And once we’ve reached the bridge, we stop.
I have seen the native fellaheen* cross on bikes and motorbikes,
phones in their back pockets,
blasting music that hits like sudden hail in the country stillness,
and echoes away.
These country folk, possible descendants of the first Muslims, must be pure of soul.

For us city dwellers,
not five yards across, this sirat mostaqeem** of patchwork metal with unfurling edges
tests us, licks at our feet, threatening the muddy irrigation canal below.
What toll must we pay to cross

To reach Paradise on the other side

is to walk the long straight roads, lined in lace of unripe orange groves, pregnant with fragrant promise, distant Palestinian mountains ahead, the taste of fresh taboun bread dipped in olive oil still on our tongues.

is to take in stride the sheep droppings and the barking stray dogs and the damp pungent manure as we run our fingers through wheat stalks, silver in the winter sun, that somehow smell like stars the city never sees.
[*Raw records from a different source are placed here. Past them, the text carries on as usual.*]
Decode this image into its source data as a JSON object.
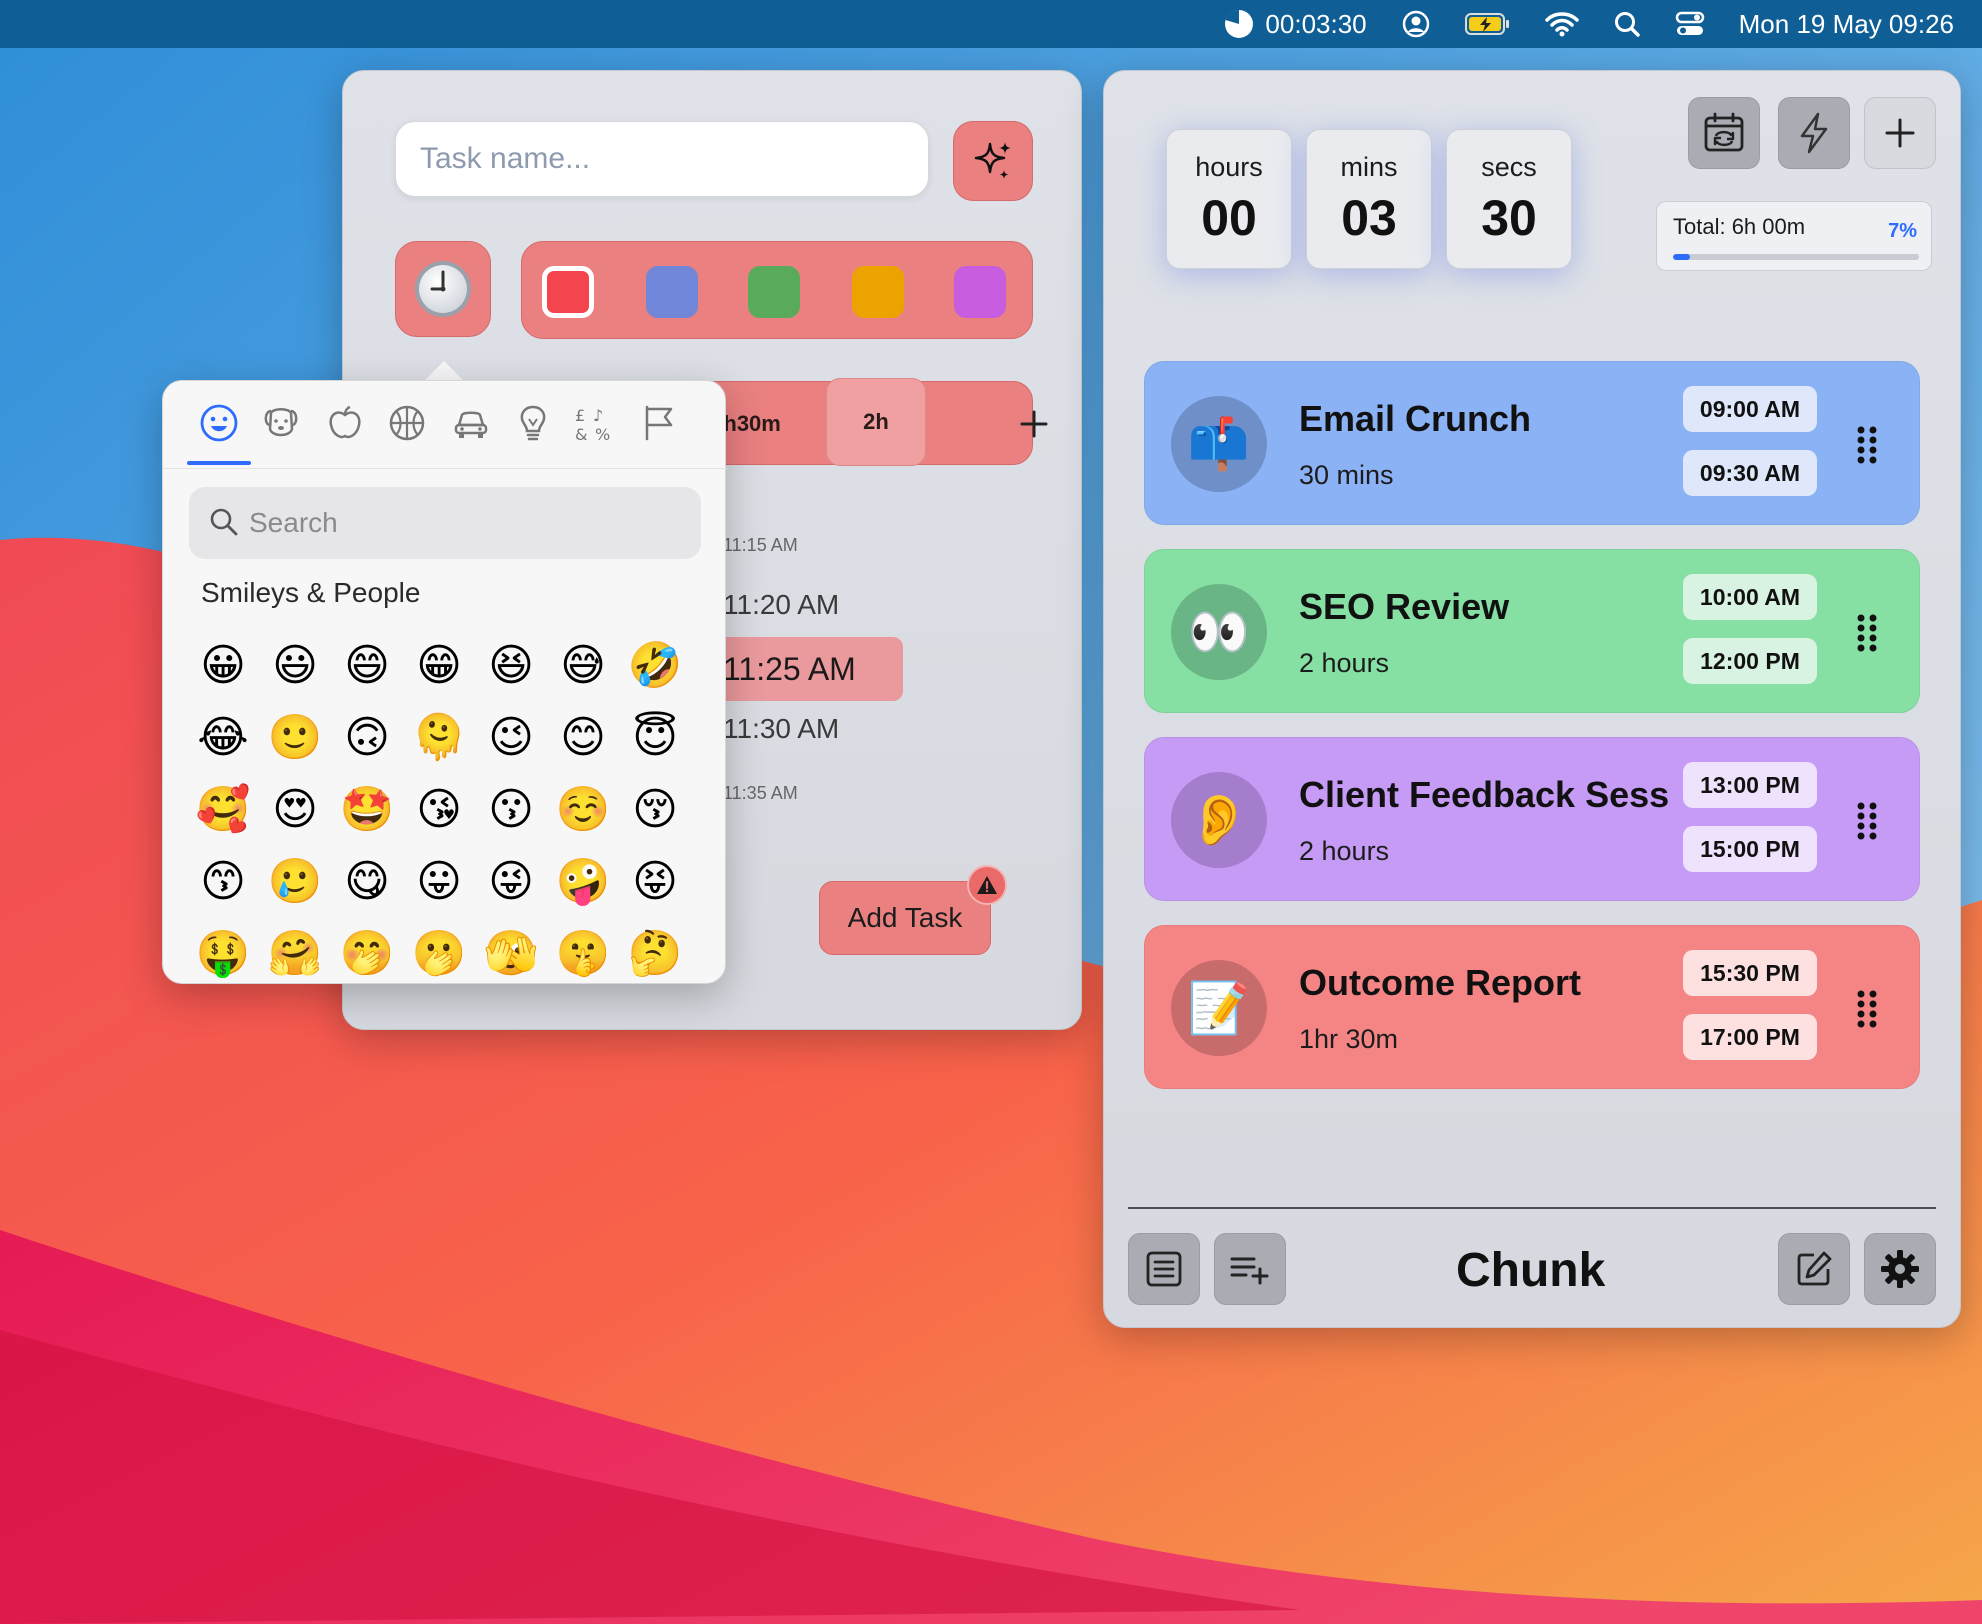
{
  "menubar": {
    "timer": "00:03:30",
    "datetime": "Mon 19 May  09:26",
    "icons": [
      "pie-timer-icon",
      "user-circle-icon",
      "battery-charging-icon",
      "wifi-icon",
      "spotlight-search-icon",
      "control-center-icon"
    ]
  },
  "task_form": {
    "task_name_placeholder": "Task name...",
    "colors": [
      {
        "hex": "#f4444e",
        "selected": true
      },
      {
        "hex": "#6f86d9",
        "selected": false
      },
      {
        "hex": "#5aaa5c",
        "selected": false
      },
      {
        "hex": "#eca300",
        "selected": false
      },
      {
        "hex": "#c75ee0",
        "selected": false
      }
    ],
    "durations": [
      "1h30m",
      "2h"
    ],
    "active_duration": "2h",
    "add_duration_label": "+",
    "times": [
      "11:15 AM",
      "11:20 AM",
      "11:25 AM",
      "11:30 AM",
      "11:35 AM"
    ],
    "selected_time": "11:25 AM",
    "add_task_label": "Add Task"
  },
  "emoji_picker": {
    "categories": [
      "smileys-icon",
      "animals-icon",
      "food-icon",
      "activity-icon",
      "travel-icon",
      "objects-icon",
      "symbols-icon",
      "flags-icon"
    ],
    "search_placeholder": "Search",
    "section_title": "Smileys & People",
    "emojis": [
      [
        "😀",
        "😃",
        "😄",
        "😁",
        "😆",
        "😅",
        "🤣"
      ],
      [
        "😂",
        "🙂",
        "🙃",
        "🫠",
        "😉",
        "😊",
        "😇"
      ],
      [
        "🥰",
        "😍",
        "🤩",
        "😘",
        "😗",
        "☺️",
        "😚"
      ],
      [
        "😙",
        "🥲",
        "😋",
        "😛",
        "😜",
        "🤪",
        "😝"
      ],
      [
        "🤑",
        "🤗",
        "🤭",
        "🫢",
        "🫣",
        "🤫",
        "🤔"
      ]
    ]
  },
  "timer": {
    "hours_label": "hours",
    "hours": "00",
    "mins_label": "mins",
    "mins": "03",
    "secs_label": "secs",
    "secs": "30"
  },
  "total": {
    "label": "Total: 6h 00m",
    "percent_label": "7%",
    "progress": 0.07
  },
  "tasks": [
    {
      "emoji": "📫",
      "name": "Email Crunch",
      "duration": "30 mins",
      "start": "09:00 AM",
      "end": "09:30 AM",
      "color": "#8cb2f6",
      "pill": "#dfe7fa",
      "avatar_bg": "#6f8fc8"
    },
    {
      "emoji": "👀",
      "name": "SEO Review",
      "duration": "2 hours",
      "start": "10:00 AM",
      "end": "12:00 PM",
      "color": "#86dfa3",
      "pill": "#d8f3e1",
      "avatar_bg": "#6ab585"
    },
    {
      "emoji": "👂",
      "name": "Client Feedback Sess",
      "duration": "2 hours",
      "start": "13:00 PM",
      "end": "15:00 PM",
      "color": "#c59bf6",
      "pill": "#eee2fc",
      "avatar_bg": "#a47dcc"
    },
    {
      "emoji": "📝",
      "name": "Outcome Report",
      "duration": "1hr 30m",
      "start": "15:30 PM",
      "end": "17:00 PM",
      "color": "#f58585",
      "pill": "#fde1e1",
      "avatar_bg": "#c86b6b"
    }
  ],
  "app": {
    "title": "Chunk"
  }
}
is to hear for the first time, the absence of traffic, the rustling of palm trees in rows, like Byzantine pillars, upholding the basilica sky.
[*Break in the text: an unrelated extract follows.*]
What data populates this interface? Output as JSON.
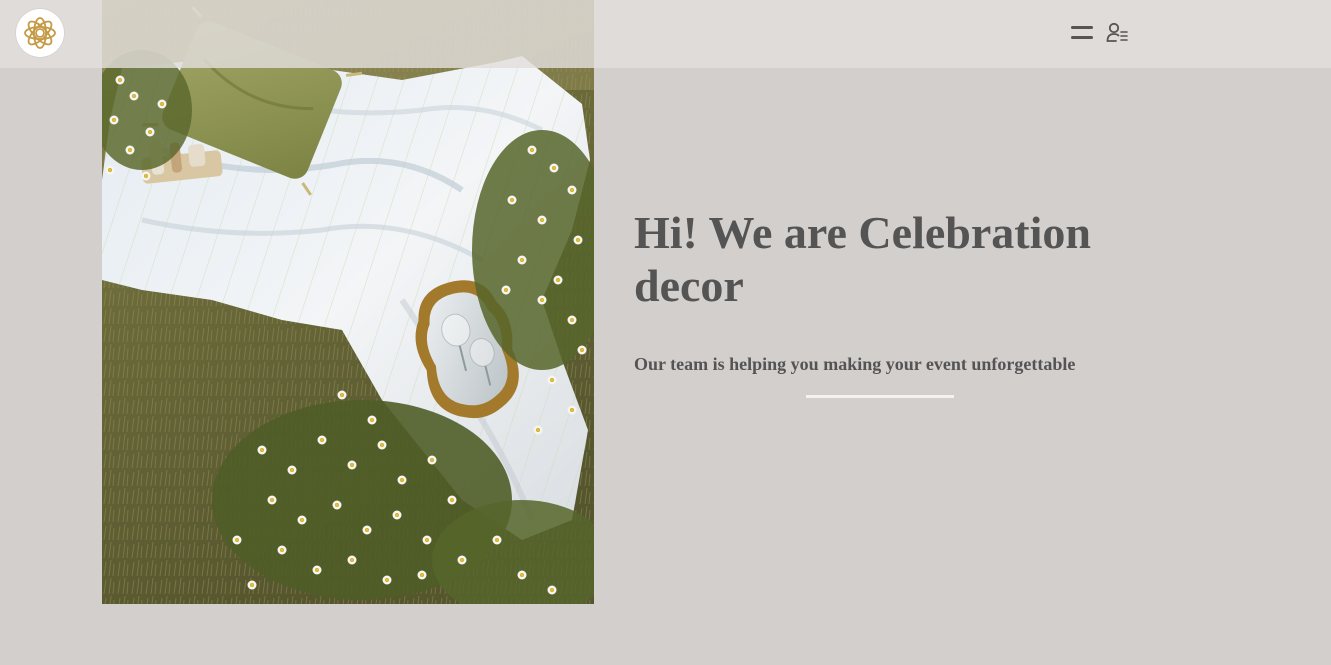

is to touch, finally, the wire fence at the end of the road.

is to turn back, the Holy City just out of reach.


*fellaheen: Arabic for peasant farmers.
**Al-Sirat al-Mostaqeem: Qur’anic name for the straight and narrow path of Matthew 7:14.
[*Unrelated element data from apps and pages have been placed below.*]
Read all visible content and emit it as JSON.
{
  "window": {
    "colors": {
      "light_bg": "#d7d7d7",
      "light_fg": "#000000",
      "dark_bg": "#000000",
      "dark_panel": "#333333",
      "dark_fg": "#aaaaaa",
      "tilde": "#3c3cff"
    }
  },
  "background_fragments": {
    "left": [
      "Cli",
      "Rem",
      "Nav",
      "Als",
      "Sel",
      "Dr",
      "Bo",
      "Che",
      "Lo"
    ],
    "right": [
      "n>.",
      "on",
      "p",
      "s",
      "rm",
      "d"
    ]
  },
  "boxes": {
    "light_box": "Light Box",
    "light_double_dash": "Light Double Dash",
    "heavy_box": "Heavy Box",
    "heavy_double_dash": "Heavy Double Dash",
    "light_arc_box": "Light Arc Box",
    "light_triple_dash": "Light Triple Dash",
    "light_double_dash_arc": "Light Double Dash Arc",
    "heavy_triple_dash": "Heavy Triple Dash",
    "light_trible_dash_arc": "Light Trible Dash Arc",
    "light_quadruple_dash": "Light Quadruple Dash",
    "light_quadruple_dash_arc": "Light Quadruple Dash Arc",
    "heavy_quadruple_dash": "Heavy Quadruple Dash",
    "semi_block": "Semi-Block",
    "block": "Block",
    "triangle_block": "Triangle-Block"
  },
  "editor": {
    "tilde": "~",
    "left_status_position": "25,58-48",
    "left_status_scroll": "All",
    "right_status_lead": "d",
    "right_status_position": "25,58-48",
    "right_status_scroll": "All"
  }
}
Aiya Sakr was born in the United States but grew up in Amman, Jordan, with a Palestinian, Egyptian, and Jordanian heritage. She has a Master’s degree in Literature and Writing from Utah State University. Currently, she resides in Amman with her husband and their blind cat, Shams. She teaches English literature.